Your task:
Filter the listing so that only lines with the word "barrido" remain.

Source material:

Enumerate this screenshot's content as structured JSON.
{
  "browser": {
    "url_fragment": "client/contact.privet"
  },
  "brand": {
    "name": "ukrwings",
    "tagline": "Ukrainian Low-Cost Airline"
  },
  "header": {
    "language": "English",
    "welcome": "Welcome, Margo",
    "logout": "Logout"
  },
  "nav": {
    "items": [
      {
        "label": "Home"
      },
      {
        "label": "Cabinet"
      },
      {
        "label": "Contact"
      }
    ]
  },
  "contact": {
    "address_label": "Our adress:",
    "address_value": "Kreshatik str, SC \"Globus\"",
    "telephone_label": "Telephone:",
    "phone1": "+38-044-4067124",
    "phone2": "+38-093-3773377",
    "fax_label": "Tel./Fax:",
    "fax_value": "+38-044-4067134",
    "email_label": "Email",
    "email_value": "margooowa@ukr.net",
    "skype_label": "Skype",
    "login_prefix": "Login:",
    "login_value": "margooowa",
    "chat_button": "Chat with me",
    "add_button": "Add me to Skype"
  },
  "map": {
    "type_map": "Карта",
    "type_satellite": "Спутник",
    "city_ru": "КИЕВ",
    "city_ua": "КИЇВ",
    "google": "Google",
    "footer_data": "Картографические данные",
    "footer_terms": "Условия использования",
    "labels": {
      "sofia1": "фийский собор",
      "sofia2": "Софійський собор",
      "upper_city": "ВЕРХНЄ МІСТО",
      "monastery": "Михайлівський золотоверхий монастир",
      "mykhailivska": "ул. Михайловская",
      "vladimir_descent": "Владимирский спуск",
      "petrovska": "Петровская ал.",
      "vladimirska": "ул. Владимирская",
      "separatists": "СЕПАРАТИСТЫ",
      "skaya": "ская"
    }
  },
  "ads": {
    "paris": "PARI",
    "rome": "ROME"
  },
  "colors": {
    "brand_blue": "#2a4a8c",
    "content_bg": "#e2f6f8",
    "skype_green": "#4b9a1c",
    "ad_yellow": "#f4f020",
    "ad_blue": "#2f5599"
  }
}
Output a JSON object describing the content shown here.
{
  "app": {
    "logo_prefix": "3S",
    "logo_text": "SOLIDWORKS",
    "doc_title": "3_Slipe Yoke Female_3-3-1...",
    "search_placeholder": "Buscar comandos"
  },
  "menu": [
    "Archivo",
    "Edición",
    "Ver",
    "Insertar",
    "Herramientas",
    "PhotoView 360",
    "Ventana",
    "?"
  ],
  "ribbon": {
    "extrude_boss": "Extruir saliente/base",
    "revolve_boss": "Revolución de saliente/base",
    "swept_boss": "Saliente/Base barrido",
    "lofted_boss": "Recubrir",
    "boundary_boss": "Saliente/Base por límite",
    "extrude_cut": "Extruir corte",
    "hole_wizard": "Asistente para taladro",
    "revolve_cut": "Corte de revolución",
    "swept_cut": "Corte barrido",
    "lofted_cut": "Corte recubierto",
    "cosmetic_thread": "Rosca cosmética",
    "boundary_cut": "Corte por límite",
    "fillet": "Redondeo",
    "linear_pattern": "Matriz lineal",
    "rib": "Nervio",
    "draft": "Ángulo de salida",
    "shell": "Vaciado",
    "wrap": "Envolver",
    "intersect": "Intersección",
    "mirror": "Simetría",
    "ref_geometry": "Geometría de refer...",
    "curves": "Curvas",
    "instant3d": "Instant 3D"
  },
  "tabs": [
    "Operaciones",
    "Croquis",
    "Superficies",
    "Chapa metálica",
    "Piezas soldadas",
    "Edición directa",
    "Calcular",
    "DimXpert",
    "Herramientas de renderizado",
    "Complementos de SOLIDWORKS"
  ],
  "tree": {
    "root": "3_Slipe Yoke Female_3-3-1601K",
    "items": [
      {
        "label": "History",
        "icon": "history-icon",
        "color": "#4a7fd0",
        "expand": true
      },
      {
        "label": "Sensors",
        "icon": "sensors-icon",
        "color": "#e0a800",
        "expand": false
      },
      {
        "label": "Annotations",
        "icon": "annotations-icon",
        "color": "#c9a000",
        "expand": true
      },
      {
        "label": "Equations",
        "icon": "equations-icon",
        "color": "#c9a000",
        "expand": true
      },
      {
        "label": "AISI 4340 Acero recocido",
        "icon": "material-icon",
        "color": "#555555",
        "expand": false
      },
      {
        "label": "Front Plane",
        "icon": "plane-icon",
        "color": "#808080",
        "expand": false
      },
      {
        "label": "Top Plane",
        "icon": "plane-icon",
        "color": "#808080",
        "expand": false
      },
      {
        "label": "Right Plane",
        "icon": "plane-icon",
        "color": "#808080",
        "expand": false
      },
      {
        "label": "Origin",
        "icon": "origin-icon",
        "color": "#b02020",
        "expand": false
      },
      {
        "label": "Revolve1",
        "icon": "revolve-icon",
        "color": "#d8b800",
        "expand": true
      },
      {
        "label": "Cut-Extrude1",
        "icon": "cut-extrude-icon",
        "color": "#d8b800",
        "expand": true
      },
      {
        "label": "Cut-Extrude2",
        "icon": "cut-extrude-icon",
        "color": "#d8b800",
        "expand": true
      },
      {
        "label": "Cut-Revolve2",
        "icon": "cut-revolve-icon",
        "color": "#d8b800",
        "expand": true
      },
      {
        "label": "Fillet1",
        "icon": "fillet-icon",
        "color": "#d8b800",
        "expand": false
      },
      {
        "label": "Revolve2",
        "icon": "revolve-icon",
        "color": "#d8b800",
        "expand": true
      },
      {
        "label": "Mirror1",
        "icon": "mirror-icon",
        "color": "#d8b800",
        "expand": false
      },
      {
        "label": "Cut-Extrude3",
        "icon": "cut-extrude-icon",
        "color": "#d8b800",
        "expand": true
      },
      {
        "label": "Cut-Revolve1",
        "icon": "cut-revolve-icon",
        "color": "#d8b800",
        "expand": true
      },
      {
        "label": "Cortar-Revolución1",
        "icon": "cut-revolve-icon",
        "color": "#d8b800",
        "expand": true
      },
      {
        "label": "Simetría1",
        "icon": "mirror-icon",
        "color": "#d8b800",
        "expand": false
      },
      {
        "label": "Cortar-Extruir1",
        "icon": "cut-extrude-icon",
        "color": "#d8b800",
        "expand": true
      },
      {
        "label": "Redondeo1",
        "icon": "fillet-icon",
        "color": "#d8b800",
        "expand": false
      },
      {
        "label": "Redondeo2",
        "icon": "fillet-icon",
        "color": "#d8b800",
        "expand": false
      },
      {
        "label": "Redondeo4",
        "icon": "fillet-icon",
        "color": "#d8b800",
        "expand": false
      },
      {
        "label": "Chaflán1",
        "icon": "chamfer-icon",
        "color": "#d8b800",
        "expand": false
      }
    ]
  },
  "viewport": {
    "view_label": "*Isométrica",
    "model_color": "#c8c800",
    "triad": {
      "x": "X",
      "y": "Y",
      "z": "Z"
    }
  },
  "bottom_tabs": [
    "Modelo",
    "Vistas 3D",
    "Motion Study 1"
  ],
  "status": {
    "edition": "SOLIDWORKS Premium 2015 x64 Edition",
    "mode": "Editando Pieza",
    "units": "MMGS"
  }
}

Final answer:
    "swept_boss": "Saliente/Base barrido",
    "swept_cut": "Corte barrido",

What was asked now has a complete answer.